Article II, Section 23  of the Ohio Constitution states that the “House of Representatives shall have the sole power of impeachment. “Articles of Impeachment may only be introduced in the House of Representatives.

A majority of the members elected must concur therein.

The Ohio Senate will have no role in the impeachment process until a majority of the House votes to impeach. The decision to hold a vote lies with the House Rules Committee.

Impeachments shall be tried by the senate; and the senators, when sitting for that purpose, shall be upon oath or affirmation to do justice according to law and evidence.

No person shall be convicted without the concurrence of two-thirds of the senators.

Rep. Vitale has been very outspoken about DeWine’s mishandling of the COVID-19 crisis, its impact on the economy, small businesses, religeous freedom and the Governor’s infringement on the liberties of Ohioans.
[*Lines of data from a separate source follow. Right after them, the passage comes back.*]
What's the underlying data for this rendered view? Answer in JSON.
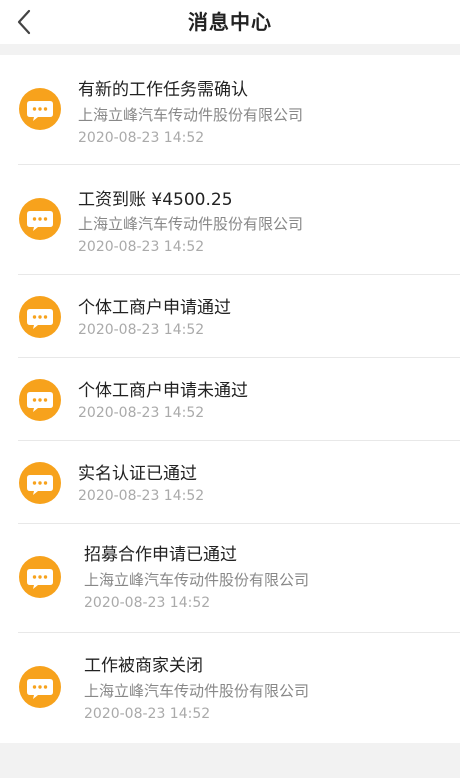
{
  "header": {
    "title": "消息中心",
    "back_icon": "chevron-left-icon"
  },
  "colors": {
    "accent": "#f7a21c",
    "background": "#f2f2f2",
    "card": "#ffffff"
  },
  "messages": [
    {
      "title": "有新的工作任务需确认",
      "company": "上海立峰汽车传动件股份有限公司",
      "time": "2020-08-23 14:52",
      "icon": "chat-bubble-icon"
    },
    {
      "title": "工资到账  ¥4500.25",
      "company": "上海立峰汽车传动件股份有限公司",
      "time": "2020-08-23 14:52",
      "icon": "chat-bubble-icon"
    },
    {
      "title": "个体工商户申请通过",
      "time": "2020-08-23 14:52",
      "icon": "chat-bubble-icon"
    },
    {
      "title": "个体工商户申请未通过",
      "time": "2020-08-23 14:52",
      "icon": "chat-bubble-icon"
    },
    {
      "title": "实名认证已通过",
      "time": "2020-08-23 14:52",
      "icon": "chat-bubble-icon"
    },
    {
      "title": "招募合作申请已通过",
      "company": "上海立峰汽车传动件股份有限公司",
      "time": "2020-08-23 14:52",
      "icon": "chat-bubble-icon"
    },
    {
      "title": "工作被商家关闭",
      "company": "上海立峰汽车传动件股份有限公司",
      "time": "2020-08-23 14:52",
      "icon": "chat-bubble-icon"
    }
  ]
}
Vitale’s Facebook Page has over 38,000 followers.

Vitale said, “Articles of Impeachment do not go far enough for me. While it’s a good step, Dictator DeWine needs to be charged and tried for crimes against humanity, in my opinion.”

Ohio has plenty of company.  In June, Articles of Impeachment against Pennsylvania Governor Tom Wolf were introduced.  In July, Sen. Rand Paul called for the impeachment of Gov. Andrew Cuomo over the number of deaths among New York nursing home patients during the coronavirus outbreak this spring.

Five other states have begun the process to recall their governors, another way of removing an elected official from office.

Recall is differs from impeachment in that it is a political device while impeachment is a legal process.

Out of 19 states (plus the District of Columbia) that allow for the recall of state officials, efforts are currently underway to recall governors in at least five.

In New Jersey, Colorado and Oregon, elections officials have given organizers the OK to collect signatures to get a recall on the ballot.

In Alaska, a group to recall Gov. Mike Dunleavy has formally registered with the state and is currently circulating a petition to receive official approval.

There’s also a fifth effort underway in California.

And a sixth state may soon join the ranks, as opponents of Nevada Gov. Steve Sisolak say they’ll kick off a formal recall effort in the fall.

Only four gubernatorial recall efforts have ever made the ballot.